+++ RECORDED INFORMATION

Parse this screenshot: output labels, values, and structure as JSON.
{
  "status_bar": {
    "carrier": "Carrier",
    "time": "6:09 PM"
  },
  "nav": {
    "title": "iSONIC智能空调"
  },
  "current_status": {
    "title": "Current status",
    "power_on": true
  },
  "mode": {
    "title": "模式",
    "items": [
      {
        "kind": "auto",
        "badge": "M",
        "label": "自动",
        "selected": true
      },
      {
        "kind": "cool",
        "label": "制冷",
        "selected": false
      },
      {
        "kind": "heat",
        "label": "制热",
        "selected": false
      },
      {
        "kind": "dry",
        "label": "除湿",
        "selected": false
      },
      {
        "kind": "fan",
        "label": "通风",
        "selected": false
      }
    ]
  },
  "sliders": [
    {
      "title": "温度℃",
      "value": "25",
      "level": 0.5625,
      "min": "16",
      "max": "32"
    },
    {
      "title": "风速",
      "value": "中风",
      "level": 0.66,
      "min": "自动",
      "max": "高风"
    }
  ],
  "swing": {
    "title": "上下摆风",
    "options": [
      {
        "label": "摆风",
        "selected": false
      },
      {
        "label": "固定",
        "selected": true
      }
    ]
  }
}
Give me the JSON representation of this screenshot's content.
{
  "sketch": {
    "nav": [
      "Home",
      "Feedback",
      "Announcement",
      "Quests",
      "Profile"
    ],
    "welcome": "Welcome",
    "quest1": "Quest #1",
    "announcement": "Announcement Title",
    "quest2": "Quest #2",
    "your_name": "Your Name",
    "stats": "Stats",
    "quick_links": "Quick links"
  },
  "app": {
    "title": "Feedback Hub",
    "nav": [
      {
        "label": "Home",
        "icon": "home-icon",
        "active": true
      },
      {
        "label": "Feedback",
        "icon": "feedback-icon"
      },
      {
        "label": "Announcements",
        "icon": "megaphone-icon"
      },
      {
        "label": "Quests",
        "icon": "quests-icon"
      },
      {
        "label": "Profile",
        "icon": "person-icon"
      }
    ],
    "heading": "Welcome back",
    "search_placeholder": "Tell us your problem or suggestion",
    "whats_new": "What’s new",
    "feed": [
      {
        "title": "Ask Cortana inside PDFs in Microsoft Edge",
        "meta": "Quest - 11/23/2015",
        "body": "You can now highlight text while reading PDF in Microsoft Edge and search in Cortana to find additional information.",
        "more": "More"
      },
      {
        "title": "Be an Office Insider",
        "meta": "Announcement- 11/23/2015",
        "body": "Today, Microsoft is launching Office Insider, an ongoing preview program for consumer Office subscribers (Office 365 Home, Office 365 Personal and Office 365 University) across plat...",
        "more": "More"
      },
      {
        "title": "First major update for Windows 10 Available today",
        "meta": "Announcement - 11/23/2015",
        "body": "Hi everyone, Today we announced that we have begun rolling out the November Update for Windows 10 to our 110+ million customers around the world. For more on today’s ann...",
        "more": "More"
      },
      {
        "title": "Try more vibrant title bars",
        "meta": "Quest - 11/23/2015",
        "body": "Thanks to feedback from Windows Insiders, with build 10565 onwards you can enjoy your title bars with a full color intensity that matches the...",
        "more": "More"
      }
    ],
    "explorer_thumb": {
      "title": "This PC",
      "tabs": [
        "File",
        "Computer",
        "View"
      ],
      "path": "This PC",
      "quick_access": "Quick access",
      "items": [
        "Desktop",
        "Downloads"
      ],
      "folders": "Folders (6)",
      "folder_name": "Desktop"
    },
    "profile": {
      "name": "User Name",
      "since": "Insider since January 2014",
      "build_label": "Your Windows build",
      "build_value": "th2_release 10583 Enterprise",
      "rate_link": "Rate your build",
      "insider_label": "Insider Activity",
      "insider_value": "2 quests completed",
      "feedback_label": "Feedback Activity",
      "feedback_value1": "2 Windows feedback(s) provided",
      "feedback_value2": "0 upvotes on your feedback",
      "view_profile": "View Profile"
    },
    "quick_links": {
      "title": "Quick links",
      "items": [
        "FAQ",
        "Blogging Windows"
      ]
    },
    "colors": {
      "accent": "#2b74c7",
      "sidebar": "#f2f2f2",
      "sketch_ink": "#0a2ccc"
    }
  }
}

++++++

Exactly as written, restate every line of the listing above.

Parse this screenshot: output labels, values, and structure as JSON.
{
  "status_bar": {
    "carrier": "Carrier",
    "time": "6:09 PM"
  },
  "nav": {
    "title": "iSONIC智能空调"
  },
  "current_status": {
    "title": "Current status",
    "power_on": true
  },
  "mode": {
    "title": "模式",
    "items": [
      {
        "kind": "auto",
        "badge": "M",
        "label": "自动",
        "selected": true
      },
      {
        "kind": "cool",
        "label": "制冷",
        "selected": false
      },
      {
        "kind": "heat",
        "label": "制热",
        "selected": false
      },
      {
        "kind": "dry",
        "label": "除湿",
        "selected": false
      },
      {
        "kind": "fan",
        "label": "通风",
        "selected": false
      }
    ]
  },
  "sliders": [
    {
      "title": "温度℃",
      "value": "25",
      "level": 0.5625,
      "min": "16",
      "max": "32"
    },
    {
      "title": "风速",
      "value": "中风",
      "level": 0.66,
      "min": "自动",
      "max": "高风"
    }
  ],
  "swing": {
    "title": "上下摆风",
    "options": [
      {
        "label": "摆风",
        "selected": false
      },
      {
        "label": "固定",
        "selected": true
      }
    ]
  }
}
Give me the JSON representation of this screenshot's content.
{
  "sketch": {
    "nav": [
      "Home",
      "Feedback",
      "Announcement",
      "Quests",
      "Profile"
    ],
    "welcome": "Welcome",
    "quest1": "Quest #1",
    "announcement": "Announcement Title",
    "quest2": "Quest #2",
    "your_name": "Your Name",
    "stats": "Stats",
    "quick_links": "Quick links"
  },
  "app": {
    "title": "Feedback Hub",
    "nav": [
      {
        "label": "Home",
        "icon": "home-icon",
        "active": true
      },
      {
        "label": "Feedback",
        "icon": "feedback-icon"
      },
      {
        "label": "Announcements",
        "icon": "megaphone-icon"
      },
      {
        "label": "Quests",
        "icon": "quests-icon"
      },
      {
        "label": "Profile",
        "icon": "person-icon"
      }
    ],
    "heading": "Welcome back",
    "search_placeholder": "Tell us your problem or suggestion",
    "whats_new": "What’s new",
    "feed": [
      {
        "title": "Ask Cortana inside PDFs in Microsoft Edge",
        "meta": "Quest - 11/23/2015",
        "body": "You can now highlight text while reading PDF in Microsoft Edge and search in Cortana to find additional information.",
        "more": "More"
      },
      {
        "title": "Be an Office Insider",
        "meta": "Announcement- 11/23/2015",
        "body": "Today, Microsoft is launching Office Insider, an ongoing preview program for consumer Office subscribers (Office 365 Home, Office 365 Personal and Office 365 University) across plat...",
        "more": "More"
      },
      {
        "title": "First major update for Windows 10 Available today",
        "meta": "Announcement - 11/23/2015",
        "body": "Hi everyone, Today we announced that we have begun rolling out the November Update for Windows 10 to our 110+ million customers around the world. For more on today’s ann...",
        "more": "More"
      },
      {
        "title": "Try more vibrant title bars",
        "meta": "Quest - 11/23/2015",
        "body": "Thanks to feedback from Windows Insiders, with build 10565 onwards you can enjoy your title bars with a full color intensity that matches the...",
        "more": "More"
      }
    ],
    "explorer_thumb": {
      "title": "This PC",
      "tabs": [
        "File",
        "Computer",
        "View"
      ],
      "path": "This PC",
      "quick_access": "Quick access",
      "items": [
        "Desktop",
        "Downloads"
      ],
      "folders": "Folders (6)",
      "folder_name": "Desktop"
    },
    "profile": {
      "name": "User Name",
      "since": "Insider since January 2014",
      "build_label": "Your Windows build",
      "build_value": "th2_release 10583 Enterprise",
      "rate_link": "Rate your build",
      "insider_label": "Insider Activity",
      "insider_value": "2 quests completed",
      "feedback_label": "Feedback Activity",
      "feedback_value1": "2 Windows feedback(s) provided",
      "feedback_value2": "0 upvotes on your feedback",
      "view_profile": "View Profile"
    },
    "quick_links": {
      "title": "Quick links",
      "items": [
        "FAQ",
        "Blogging Windows"
      ]
    },
    "colors": {
      "accent": "#2b74c7",
      "sidebar": "#f2f2f2",
      "sketch_ink": "#0a2ccc"
    }
  }
}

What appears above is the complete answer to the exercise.